August, we’re enjoying the sunshine, the lie ins, the relaxation, remembering who our families are and who we are…but are we really?
For all its gloriousness August is a month of nausea for lots of students, teachers and leaders across the country. We’ve just about switched off by the middle of the month only for results day to come hurtling towards us. So begin the vivid dreams, the night sweats and the constant ‘what if I had’ scenarios we go through in our heads.
But whatever happens, we should remember that this is a day of celebration for most of our students. It’s the culmination of their eleven years of hard work and compulsory schooling in that single brown envelope.
Whatever our emotions, our students should be the focus of GCSE results day.
This year will be my fourteenth results day as a leader. On every rung of the leadership ladder I’ve felt the same sense of anxiety. It’s human nature and - like the students - I know I’ve worked hard for it.
We taught the best lessons we could; we all did more focused interventions than in the previous year; we tracked, monitored, targeted, examined, assessed and reassessed. We even rang students (and parents) on Saturday mornings to get them out of bed for revision. We stayed up marking and giving feedback on mock exams and essays on countless Sunday evenings so it’s understandable that we have a vested interest in these GCSE results too.
The senior leaders in schools I have worked in have all approached results day in different ways. Some had a more severe approach and negative feelings in the run-up to the day, others had a more laissez-faire attitude.
All of the schools in which I have worked have been in challenging circumstances and each of them have had one thing in common.
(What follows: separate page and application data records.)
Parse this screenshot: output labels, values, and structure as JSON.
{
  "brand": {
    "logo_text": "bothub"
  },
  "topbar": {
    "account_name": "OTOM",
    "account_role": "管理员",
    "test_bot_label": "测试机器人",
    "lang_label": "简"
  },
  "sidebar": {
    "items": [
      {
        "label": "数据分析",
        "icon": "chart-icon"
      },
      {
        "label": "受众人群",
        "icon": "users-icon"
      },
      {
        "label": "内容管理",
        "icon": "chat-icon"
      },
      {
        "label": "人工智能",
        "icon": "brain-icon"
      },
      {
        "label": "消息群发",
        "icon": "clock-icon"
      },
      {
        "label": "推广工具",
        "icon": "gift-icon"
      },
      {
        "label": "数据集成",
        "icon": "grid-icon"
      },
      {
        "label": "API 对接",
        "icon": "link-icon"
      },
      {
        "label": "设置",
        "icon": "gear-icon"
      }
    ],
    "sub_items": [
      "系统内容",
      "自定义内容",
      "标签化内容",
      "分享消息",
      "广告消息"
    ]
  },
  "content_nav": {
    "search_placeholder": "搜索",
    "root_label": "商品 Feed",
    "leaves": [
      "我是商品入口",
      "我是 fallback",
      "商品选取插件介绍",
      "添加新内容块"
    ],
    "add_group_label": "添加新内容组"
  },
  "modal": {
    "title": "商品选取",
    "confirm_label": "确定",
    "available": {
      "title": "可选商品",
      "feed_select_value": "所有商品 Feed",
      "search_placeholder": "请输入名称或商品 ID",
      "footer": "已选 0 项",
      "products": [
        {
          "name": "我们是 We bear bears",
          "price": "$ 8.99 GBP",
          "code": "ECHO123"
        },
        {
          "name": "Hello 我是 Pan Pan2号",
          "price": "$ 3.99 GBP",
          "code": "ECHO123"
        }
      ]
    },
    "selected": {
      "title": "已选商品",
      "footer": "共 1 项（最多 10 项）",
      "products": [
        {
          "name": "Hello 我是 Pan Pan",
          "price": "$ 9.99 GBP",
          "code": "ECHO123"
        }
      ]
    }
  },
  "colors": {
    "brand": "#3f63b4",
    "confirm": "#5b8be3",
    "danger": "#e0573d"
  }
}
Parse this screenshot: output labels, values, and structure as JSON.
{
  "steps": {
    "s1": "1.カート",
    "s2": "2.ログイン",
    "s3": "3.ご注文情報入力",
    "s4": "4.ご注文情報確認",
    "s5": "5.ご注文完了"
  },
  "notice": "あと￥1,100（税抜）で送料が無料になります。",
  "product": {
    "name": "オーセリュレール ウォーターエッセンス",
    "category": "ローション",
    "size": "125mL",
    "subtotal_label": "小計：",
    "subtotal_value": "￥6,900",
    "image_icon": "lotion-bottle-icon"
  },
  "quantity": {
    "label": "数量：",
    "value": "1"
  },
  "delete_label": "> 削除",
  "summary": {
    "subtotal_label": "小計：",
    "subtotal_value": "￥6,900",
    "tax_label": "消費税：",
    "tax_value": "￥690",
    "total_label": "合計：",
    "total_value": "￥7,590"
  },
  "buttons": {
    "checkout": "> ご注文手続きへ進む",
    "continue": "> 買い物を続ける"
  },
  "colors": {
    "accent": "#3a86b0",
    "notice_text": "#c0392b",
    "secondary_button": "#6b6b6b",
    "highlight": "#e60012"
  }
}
In every one the staff are all battling to get the best out of the students to improve their life chances and give them the keys to achieve their dreams.
How this has translated on GCSE results day has been the major difference.
Last year, working at The Oldham Academy North as deputy headteacher for teaching, learning and assessment, we achieved the highest GCSE results the academy has ever seen; the best results I have ever been involved in achieving at any school I have worked at.
The Wednesday before (checking day) was a blur! Our data team had crunched the numbers and figures, we had checked and rechecked them… but they were correct – our students had achieved record results and we couldn’t have been more elated!
There was a point where the SLT were sat in silence in the head’s office: we had no words. The rollercoaster of emotions from the start of the summer break, to the nausea of the night before, to actually seeing the figures on the page, had taken its toll.
"Whatever our emotions, our students should be the focus of results day."
I’ve never experienced a GCSE results day quite like it. We no longer needed a group accountability meeting, nor any urgent action planning. Everything we had put in place: our actions, initiatives, ideas, the teaching and interventions had all worked. Our vision and values had come to fruition.
Our staff trusted us, our students had shown tremendous endurance throughout their courses; staff and students had been given the autonomy to teach and learn how best suited their needs and their classes’ needs. We had shown true mastery, this was evident through our results. Last year, our Progress 8 score was confirmed at +0.81 – the second highest of all schools in Greater Manchester - the highest non-faith school out of 10 boroughs.
However, we know that we have set a precedent, a benchmark to be measured against in future years. Last year’s figure is old data and we had to use it to set our targets and actions for this year. It’s a new world of education (again), with 20 more subjects now being measured with the new 9 – 1 gradings. There is huge uncertainty about how subjects such as science, history, geography, PE, RS, French will map on a bell curve of all students nationally and what this will translate to on results day 2018.
We won’t really be able to compare data year on year as we were able to in the past, until we have a few years’ data to really scrutinise and who knows by then we may have a new Government and more changes within the education system.
The one thing we have to remain resolute on is that the results are for our students, to ensure that they leave us ready to face the challenging and competitive world around us.
Rachael is a graduate from our 2015 Future Leaders cohort. Future Leaders is a two-year intensive leadership development programme for senior leaders who aim to become headteachers of schools in challenging contexts within three years.
She is also a current participant on the 2017 cohort of our Headship Programme (with NPQH). Our Headship Programme is an 18-month programme for senior leaders looking to achieve headship in 12 to 18 months and become great leaders of schools in challenging contexts. As an NPQH provider, we have an explicit focus on closing the achievement gap for disadvantaged children.
This article originally appeared on the website of Ambition School Leadership. In March 2019, the Institute for Teaching merged with Ambition School Leadership to form Ambition Institute.